● Aim of the task: Where a line below has the string "body" in it, include it in the count, and give that count alone.

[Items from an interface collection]
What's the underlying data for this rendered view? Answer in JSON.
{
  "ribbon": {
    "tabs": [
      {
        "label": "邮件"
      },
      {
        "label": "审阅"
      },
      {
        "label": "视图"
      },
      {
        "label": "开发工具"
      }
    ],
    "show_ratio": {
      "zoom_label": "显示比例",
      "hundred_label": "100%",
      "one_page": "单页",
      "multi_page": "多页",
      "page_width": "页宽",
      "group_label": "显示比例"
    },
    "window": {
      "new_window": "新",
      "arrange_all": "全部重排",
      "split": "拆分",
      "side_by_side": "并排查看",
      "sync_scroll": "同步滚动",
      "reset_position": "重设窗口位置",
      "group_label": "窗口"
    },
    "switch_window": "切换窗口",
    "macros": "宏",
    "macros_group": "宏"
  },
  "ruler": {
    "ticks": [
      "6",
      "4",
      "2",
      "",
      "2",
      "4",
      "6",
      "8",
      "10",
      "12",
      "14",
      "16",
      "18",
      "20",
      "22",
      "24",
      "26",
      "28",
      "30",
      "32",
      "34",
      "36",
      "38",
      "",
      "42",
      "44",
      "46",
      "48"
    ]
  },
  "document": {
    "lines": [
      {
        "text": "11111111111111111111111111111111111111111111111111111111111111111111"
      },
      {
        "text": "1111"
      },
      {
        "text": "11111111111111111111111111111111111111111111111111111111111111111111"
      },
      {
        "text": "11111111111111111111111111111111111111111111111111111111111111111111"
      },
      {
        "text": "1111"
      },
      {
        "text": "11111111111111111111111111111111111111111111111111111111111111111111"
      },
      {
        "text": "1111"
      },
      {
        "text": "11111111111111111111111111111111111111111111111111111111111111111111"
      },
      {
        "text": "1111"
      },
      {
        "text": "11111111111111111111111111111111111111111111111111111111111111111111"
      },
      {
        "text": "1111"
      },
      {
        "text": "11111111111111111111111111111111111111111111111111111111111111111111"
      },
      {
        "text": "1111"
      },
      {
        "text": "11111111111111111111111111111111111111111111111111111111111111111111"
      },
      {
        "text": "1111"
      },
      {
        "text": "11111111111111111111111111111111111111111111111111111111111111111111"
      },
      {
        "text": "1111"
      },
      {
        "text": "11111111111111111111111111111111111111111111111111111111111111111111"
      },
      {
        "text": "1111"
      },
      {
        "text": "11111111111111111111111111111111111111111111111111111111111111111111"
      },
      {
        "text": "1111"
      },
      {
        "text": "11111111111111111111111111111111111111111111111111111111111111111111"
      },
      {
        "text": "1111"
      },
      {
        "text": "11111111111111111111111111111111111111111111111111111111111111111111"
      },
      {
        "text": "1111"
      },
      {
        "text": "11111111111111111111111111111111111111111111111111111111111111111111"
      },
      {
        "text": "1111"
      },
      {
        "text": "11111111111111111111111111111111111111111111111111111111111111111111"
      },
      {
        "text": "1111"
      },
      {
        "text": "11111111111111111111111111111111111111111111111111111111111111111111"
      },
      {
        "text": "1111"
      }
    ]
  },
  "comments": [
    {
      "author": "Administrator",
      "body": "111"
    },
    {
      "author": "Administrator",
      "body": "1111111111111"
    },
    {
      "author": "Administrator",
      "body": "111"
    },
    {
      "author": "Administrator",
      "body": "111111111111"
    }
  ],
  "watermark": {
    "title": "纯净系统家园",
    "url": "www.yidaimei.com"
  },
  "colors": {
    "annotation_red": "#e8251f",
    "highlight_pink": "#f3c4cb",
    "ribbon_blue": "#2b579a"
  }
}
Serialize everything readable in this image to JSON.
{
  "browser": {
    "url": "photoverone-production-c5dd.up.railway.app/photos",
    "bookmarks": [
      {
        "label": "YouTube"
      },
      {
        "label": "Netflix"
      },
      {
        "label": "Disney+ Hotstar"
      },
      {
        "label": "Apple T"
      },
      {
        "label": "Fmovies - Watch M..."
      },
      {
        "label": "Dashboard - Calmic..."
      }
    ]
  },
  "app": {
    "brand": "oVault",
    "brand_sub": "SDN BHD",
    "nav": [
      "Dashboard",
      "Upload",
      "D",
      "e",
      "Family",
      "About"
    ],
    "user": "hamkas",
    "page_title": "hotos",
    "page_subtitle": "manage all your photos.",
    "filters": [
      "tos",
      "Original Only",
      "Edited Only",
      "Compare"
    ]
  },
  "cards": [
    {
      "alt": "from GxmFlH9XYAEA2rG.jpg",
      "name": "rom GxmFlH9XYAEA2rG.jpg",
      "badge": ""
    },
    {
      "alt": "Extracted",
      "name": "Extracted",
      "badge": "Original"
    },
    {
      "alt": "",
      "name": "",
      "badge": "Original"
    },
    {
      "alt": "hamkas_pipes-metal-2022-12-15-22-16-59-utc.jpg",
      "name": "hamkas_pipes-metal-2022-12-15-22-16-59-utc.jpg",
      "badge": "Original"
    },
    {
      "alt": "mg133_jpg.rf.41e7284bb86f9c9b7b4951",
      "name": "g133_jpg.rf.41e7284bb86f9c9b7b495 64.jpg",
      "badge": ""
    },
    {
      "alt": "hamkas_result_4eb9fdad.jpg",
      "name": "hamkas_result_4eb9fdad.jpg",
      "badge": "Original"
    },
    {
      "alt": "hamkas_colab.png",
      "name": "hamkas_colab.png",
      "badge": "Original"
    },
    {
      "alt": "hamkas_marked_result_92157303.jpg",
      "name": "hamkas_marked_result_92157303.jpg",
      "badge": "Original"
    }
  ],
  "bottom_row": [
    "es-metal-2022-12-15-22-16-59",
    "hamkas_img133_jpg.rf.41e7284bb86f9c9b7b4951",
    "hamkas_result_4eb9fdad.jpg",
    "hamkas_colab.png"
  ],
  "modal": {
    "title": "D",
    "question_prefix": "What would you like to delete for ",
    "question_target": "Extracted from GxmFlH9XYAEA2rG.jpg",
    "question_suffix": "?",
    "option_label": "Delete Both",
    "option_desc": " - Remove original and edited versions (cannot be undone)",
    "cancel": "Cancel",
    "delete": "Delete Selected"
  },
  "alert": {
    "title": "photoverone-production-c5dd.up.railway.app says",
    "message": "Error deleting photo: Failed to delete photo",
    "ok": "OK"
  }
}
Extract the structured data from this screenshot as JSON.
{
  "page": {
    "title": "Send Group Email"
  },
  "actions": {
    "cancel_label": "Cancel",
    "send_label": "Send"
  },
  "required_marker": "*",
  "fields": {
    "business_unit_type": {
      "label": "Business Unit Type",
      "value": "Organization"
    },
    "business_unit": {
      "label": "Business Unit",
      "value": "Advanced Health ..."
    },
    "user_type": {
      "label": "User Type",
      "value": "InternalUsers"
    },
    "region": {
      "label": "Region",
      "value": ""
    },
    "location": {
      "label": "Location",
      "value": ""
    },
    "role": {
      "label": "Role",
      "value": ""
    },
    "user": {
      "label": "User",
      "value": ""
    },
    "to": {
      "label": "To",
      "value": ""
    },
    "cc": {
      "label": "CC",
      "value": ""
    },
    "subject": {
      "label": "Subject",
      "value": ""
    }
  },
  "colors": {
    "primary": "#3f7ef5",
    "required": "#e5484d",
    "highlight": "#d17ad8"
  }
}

● Solution for this problem: 4